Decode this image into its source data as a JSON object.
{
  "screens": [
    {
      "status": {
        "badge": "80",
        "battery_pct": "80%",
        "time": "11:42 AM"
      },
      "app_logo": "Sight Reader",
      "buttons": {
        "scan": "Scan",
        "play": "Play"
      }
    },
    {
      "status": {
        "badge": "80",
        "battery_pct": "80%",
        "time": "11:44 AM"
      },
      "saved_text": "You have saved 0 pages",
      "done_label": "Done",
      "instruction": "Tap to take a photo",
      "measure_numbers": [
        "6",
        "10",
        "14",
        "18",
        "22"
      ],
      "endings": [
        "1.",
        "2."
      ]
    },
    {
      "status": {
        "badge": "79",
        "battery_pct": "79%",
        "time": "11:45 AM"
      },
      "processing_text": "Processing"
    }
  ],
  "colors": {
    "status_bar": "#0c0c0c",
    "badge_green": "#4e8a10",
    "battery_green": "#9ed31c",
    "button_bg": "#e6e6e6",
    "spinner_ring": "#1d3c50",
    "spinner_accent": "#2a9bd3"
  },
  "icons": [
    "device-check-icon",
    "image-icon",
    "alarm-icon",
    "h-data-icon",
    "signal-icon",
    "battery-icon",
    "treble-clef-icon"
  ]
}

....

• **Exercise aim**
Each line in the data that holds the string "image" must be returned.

• **Exercise response**
Decode this image into its source data as a JSON object.
    "image-icon",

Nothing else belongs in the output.